Chrysopelea paradisi, sometimes known as the paradise tree snake or paradise flying snake, is a snake species native to Southeast Asia. An ophidiophobic’s worst nightmare is a flying snake! However, don’t fret; these snakes glide rather than fly short distances from tree to tree. However, the paradise flying snake is a truly amazing sight, not just because of the unique way the species flattens its body to make it lighter and more aerodynamic, but also because of its stunning, vibrant color. There are various varieties within the Chrysopelea genus of flying snakes, but the paradise tree variant is by far the most beautiful. On the other hand, this snake is usually speckled, with alternate colors of green, orange, yellow, and red. In addition to the tiny spots, the snake’s head usually exhibits horizontal striping.
The Viperidae family contains a wide range of bright, stunning, and distinctive species, and this is the first of several gorgeous vipers on this list. The eyelash viper is one of the most well-known and attractive species. This venomous snake has to project eyelash-like scales above its huge eyes and is usually incandescent yellow.

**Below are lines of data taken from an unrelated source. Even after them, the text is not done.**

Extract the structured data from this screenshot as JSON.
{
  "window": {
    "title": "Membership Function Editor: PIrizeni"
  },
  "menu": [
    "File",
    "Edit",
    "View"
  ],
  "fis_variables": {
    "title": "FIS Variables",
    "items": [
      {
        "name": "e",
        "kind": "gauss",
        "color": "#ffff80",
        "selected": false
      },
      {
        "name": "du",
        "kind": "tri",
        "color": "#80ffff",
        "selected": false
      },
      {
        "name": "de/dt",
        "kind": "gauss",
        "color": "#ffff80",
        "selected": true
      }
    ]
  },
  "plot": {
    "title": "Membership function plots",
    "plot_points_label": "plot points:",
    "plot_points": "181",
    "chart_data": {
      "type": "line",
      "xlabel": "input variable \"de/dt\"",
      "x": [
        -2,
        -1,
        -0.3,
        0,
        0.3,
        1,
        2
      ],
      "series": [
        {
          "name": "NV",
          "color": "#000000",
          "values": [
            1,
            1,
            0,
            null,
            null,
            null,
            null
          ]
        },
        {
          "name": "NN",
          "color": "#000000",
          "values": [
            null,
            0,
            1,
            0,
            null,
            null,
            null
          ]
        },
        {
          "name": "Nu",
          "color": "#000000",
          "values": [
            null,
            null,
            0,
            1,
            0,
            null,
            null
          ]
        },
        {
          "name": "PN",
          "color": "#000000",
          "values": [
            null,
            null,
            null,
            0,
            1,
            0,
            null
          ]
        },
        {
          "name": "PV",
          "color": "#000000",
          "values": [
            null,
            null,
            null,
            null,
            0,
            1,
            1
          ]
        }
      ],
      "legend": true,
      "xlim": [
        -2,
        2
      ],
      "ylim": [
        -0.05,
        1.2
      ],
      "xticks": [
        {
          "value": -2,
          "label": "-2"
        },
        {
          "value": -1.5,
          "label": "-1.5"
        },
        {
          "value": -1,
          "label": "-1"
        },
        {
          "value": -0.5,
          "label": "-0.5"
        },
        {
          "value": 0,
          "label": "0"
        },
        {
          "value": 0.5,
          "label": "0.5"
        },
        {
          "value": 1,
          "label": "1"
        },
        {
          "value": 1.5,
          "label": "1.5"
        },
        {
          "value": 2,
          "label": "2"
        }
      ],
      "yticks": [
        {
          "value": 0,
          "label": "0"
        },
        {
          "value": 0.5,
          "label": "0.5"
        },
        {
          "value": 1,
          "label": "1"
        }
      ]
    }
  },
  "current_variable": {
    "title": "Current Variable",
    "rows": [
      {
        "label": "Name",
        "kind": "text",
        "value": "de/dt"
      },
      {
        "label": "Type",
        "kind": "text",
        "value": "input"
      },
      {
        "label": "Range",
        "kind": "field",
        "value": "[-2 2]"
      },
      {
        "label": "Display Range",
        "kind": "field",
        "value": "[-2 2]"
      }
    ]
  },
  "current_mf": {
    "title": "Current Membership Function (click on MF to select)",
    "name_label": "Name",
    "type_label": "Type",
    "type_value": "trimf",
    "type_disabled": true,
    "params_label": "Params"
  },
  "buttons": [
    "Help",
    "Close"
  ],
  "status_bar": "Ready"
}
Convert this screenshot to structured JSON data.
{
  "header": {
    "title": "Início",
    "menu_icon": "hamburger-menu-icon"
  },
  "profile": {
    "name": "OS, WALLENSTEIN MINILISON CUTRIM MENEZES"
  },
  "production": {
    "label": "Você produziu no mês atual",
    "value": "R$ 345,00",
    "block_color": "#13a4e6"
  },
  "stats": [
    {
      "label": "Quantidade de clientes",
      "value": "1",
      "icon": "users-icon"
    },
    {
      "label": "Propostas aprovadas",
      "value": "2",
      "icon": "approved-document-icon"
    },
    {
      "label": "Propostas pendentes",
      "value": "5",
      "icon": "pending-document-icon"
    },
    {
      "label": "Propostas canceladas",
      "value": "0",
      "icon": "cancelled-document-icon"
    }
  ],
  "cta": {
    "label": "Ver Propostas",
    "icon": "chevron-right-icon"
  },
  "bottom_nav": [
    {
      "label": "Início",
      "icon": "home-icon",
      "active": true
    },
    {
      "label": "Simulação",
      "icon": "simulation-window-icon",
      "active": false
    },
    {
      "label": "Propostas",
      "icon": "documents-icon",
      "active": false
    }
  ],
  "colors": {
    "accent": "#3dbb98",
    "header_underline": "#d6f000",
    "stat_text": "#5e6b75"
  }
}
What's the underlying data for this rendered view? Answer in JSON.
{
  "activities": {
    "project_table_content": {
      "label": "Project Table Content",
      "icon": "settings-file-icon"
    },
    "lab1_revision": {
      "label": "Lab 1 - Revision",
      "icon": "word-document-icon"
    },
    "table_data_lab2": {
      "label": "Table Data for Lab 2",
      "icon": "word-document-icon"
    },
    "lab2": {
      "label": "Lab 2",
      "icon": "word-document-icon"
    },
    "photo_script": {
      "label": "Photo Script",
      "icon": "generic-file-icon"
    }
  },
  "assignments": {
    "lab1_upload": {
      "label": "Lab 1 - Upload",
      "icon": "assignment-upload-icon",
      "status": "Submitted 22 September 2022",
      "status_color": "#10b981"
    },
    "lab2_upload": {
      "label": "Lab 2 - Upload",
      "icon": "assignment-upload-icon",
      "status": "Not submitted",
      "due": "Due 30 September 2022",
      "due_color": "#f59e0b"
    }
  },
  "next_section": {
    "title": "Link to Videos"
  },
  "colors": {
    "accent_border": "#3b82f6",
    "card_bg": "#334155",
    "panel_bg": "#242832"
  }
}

These strange but attractive snakes are mostly found in Central and South America. They favour low-elevation, heavily shaded, thickly forested places near water as their preferred habitat. Surprisingly, researchers now believe that the viper’s “eyelashes” aid in camouflage by making the snake’s form more difficult to discern while it hides among dense plant growth.
Emerald tree boa
The Emerald Tree Boa (Corallus caninus) is a non-venomous snake found in Venezuela, Colombia, Peru, Bolivia, Guyana, Suriname, and northern Brazil.
Scientists do not recognise any subspecies at this time. Many people consider it one of the most vibrant and attractive snakes on the planet. The Emerald tree boa snake can grow around 79 inches long, or 2 meters. The tail is prehensile, the head is huge and somewhat flat, the body is laterally flattened and triangular, and the head is large and somewhat flat. Male emerald tree boas have larger spurs than females, but females are usually larger.
The dorsal skin is emerald green in hue (thus the common name), with a white triangle patch pattern that is evenly distributed.
Corn Snakes (also known as Red Rat Snakes) can be found throughout the southeastern and central parts of the United States. These stunning reptiles can grow up to 6 feet long and are frequently seen in regions where small rodents congregate, as this is their principal food source. They’re calm snakes that make wonderful pets because they’re easy to care for and don’t bite much, making them a fantastic choice even for young snake aficionados.
Blue Malaysian Coral Snake
The body of this stunning snake is blue and black, with a brilliant red head and tail to match. It has a stunning appearance, but it isn’t very pleasant. And it’s both of those things at the same time! This coral snake is a Malaysian species that feeds on other snakes. It’s not a snake you’d want to own. It uses a clever defense tactic to ward off predators: it flips over and displays its bright red belly while utilising its tail as a decoy for its head. Malaysia, Thailand, Cambodia, and Singapore are all home to this snake.
Emerald Green Pit Viper
The stunning emerald green pit viper rounds out our list. As you may know, Pit vipers are among the world’s most venomous snakes. In the Himalayan mountains of Burma, emerald green vipers were first discovered in 2002. These snakes feature striking green markings on their bodies and white and red stripes and are known as the emerald viper. These lovely snakes can reach lengths of up to four feet.
This viper, like all vipers, is deadly and has fangs that are hinged. Pit vipers are legal to own in various states in the United States if you have a permit.